Tuesday, November 4, 2008

Tuesday Teachings - Canada Year Books

On 30 June 1877, Kingston Penitentiary housed 678 male and 22 female inmates. In 1911, 136 men were convicted of conspiracy in Canada. In 1937, Canadian families who averaged an annual income of $1,200 - $1,399, spent $419 for food and $254 for housing.

On the back cover of the October/November issue of The Beaver is an advertisement for Canada Year Books, 1867 through 1967. These yearbooks are now available online for free at the Canada Year Book Historical Collection on the Statistics Canada website.

What value is the information contained in these yearbooks for the family historian?

Much of the information contained in these yearbooks and therefore, on the website, is from Canadian census records, parliamentary records, photos, tables, charts and maps. While there is no identifiable, personal information on individual people, the information provided gives a glimpse of what life was like as a society in Canada at a specific time. You can browse the collection by year, topic or by tables, charts, maps, photos and multimedia.
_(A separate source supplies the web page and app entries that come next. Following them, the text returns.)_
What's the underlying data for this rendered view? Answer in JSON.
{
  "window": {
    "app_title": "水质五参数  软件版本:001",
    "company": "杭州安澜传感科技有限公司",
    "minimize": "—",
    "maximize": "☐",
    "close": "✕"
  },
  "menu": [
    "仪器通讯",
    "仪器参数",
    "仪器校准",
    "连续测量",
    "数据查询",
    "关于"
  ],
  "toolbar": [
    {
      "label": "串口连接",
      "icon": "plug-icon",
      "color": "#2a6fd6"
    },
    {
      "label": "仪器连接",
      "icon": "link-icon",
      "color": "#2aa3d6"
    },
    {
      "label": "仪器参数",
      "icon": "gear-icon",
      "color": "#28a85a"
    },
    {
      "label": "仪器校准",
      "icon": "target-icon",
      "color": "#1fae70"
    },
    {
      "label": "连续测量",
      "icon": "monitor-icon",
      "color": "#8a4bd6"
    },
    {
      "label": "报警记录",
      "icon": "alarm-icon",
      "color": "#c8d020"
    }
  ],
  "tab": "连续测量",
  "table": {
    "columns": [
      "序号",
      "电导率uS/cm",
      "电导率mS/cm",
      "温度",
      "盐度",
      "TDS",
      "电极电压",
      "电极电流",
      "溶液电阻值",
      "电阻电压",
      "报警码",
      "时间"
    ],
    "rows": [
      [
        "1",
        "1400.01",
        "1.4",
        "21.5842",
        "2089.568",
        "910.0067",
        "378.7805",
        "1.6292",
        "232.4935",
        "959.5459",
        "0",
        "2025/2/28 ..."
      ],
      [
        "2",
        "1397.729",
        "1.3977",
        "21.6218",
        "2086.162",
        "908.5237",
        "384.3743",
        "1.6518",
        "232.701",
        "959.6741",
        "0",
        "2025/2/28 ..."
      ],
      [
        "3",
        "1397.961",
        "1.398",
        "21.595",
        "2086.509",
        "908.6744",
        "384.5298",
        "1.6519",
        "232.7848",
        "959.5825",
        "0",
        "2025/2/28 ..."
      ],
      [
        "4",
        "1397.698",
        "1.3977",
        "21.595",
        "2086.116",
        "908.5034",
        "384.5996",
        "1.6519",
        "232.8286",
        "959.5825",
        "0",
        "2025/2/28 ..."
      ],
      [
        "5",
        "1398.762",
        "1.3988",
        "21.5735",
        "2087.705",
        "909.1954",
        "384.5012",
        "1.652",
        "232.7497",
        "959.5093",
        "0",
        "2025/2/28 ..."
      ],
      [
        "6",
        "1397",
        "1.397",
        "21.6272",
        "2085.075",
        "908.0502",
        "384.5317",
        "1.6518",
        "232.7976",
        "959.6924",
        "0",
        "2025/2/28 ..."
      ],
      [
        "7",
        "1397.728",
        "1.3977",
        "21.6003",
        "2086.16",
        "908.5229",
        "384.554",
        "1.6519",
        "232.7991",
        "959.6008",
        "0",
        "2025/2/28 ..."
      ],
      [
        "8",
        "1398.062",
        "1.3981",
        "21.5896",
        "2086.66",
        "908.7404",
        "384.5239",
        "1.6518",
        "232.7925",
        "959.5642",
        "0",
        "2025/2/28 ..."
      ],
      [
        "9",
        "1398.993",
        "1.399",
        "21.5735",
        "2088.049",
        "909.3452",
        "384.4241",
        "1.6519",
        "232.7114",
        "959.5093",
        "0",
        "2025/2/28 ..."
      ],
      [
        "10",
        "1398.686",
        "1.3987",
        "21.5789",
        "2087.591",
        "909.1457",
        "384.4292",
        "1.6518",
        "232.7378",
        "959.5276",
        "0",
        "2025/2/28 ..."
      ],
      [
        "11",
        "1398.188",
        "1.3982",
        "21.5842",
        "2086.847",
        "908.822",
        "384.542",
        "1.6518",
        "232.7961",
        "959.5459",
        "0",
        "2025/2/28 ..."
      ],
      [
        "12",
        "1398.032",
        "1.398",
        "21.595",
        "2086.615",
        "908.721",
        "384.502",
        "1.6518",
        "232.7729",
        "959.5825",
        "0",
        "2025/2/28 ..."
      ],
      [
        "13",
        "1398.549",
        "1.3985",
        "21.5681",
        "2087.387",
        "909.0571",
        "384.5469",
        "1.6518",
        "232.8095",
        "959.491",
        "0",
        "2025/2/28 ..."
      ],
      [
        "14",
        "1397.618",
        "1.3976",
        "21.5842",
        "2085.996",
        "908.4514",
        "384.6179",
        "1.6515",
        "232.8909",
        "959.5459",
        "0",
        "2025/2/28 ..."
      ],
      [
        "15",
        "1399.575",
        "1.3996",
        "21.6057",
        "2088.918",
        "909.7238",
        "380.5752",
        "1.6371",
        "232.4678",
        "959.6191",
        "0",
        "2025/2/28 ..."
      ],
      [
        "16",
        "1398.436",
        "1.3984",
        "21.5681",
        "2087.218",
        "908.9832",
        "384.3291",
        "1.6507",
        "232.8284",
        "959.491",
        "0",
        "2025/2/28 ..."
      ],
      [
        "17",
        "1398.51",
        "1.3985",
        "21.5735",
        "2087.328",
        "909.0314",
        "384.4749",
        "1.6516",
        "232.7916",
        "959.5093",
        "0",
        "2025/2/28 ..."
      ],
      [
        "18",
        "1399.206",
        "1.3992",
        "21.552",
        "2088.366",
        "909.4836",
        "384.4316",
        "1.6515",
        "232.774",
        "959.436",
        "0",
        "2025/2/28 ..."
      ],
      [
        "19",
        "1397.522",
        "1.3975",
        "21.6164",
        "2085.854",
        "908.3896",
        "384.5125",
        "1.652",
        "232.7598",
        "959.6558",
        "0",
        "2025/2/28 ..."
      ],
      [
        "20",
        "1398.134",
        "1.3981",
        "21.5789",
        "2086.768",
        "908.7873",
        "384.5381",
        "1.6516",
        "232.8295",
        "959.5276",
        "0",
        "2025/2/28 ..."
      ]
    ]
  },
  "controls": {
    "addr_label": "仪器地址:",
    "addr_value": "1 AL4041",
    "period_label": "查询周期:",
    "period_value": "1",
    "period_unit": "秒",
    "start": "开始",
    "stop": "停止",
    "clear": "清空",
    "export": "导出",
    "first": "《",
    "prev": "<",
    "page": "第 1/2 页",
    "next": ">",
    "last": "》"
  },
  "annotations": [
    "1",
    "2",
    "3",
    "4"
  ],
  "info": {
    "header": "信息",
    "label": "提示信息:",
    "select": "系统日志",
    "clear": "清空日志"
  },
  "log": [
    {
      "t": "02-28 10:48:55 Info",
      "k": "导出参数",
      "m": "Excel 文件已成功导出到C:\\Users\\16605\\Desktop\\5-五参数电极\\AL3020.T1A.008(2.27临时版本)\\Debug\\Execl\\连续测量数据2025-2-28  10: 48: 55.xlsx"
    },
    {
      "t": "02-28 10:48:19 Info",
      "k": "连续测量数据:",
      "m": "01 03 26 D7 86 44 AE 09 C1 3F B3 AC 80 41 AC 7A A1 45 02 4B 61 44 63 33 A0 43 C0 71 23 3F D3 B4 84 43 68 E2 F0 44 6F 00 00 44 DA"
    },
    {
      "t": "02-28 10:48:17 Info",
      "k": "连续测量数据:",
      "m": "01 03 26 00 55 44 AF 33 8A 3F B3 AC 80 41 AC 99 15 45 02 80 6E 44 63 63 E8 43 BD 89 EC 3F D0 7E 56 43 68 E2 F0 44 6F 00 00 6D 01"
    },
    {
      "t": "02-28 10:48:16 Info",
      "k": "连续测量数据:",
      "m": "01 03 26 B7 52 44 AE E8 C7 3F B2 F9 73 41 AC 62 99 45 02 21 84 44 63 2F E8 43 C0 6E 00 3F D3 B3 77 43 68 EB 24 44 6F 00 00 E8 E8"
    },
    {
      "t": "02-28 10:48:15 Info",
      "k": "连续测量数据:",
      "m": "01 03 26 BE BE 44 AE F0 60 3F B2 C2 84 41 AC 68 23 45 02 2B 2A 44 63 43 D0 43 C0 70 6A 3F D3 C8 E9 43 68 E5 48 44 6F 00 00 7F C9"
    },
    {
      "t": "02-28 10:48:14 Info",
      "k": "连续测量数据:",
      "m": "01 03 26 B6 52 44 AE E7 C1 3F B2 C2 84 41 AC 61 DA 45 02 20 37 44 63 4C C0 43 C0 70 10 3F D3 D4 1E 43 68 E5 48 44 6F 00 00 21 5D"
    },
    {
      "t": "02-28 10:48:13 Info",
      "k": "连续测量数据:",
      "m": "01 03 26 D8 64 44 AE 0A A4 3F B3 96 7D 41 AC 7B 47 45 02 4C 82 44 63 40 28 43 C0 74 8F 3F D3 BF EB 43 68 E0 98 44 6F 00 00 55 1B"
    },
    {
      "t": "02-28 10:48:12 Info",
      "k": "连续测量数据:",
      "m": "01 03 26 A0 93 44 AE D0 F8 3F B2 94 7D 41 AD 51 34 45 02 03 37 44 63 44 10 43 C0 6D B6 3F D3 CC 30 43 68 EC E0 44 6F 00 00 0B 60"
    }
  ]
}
For example, in 1945, the average wage for a carpenter working in Toronto was $1.11 per hour. My grandfather, Joseph Brinley George, was a carpenter for Canadian National Railways in Windsor, Ontario. Based on this information, I can get a better idea of what kind of living Brin was making in 1945. From what I can see, he made a decent living when compared to other occupations at that time.

Although the information in the Teachers' Toolbox section (button is in the left side menu)is geared toward teachers, I did find the information useful as a family historian. The lesson plans, especially the secondary level, are useful tools that can be used in researching information in your family. Or better yet, getting your kids involved in their family history.

You will need to take some time to fully explore all that the Canada Year Book Historical Collection has to offer. However, I think it a worthwhile investment of time in order to research and add those interesting bits of information that help make our family genealogy into a family history.